New York City's rodent population is often said to extend its human population. A recent study by Columbia University verifies every New Yorker’s worst fear – that they can in fact be linked to some deadly diseases.
Scientists conclude that the city’s inhabitants are indeed susceptible to various diseases due to the presence of rats. Bear in mind, however, the rodent population far exceeds the sample of 133 rats the scientists chose to test.
The study not only confirms a linkage to already suspected diseases such as E. coli, salmonella, hepatitis and hantavirus (a deadly virus that can lead to a brain hemorrhage), but also makes a discovery of 18 unknown viruses in the city’s rats.
Some of the unknown strains are related to viruses that cause disease including Hepatitis C in human beings.
Research conducted last year by Harvard graduates revealed that in the Upper East Side almost half of the eateries showed signs of rat infestation as well as varying levels of rodent activity in other parts of the city.
The millions of rats they are surrounded by don’t faze most New Yorkers, but the report also reveals that sightings have gone up by about 10 percent since last year – and this isn’t taking into account incidents when they are not reported.

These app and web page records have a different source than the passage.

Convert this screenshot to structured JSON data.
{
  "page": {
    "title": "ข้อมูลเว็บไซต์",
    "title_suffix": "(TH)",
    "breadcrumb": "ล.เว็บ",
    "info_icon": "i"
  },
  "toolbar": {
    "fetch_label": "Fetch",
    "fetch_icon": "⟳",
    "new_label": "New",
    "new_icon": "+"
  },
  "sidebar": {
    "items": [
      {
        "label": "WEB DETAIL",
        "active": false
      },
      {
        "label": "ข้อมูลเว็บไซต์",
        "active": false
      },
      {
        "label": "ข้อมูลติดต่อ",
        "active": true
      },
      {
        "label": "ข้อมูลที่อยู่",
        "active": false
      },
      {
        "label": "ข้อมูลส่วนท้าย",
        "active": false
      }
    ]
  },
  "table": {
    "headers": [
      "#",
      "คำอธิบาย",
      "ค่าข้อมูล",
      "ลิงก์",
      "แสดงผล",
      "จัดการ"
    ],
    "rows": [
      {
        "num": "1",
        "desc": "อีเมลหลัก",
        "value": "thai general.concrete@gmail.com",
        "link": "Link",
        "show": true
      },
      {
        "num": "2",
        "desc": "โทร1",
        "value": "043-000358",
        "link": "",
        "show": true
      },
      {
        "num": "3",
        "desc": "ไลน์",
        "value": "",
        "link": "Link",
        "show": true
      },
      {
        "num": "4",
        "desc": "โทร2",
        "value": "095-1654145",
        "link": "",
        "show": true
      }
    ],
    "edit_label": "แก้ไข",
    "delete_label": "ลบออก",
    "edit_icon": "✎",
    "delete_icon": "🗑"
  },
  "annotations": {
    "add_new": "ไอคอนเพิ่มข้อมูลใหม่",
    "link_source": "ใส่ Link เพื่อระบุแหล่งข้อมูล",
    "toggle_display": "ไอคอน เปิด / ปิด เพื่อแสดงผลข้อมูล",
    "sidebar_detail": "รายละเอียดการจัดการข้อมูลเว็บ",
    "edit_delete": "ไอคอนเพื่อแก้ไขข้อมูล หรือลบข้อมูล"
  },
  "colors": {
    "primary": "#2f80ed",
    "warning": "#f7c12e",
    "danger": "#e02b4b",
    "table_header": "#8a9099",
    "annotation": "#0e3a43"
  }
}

While there is no onset of the bubonic plague – something rats were credited with spreading centuries ago, the 18 unknown viruses do bring with them their own set of questions.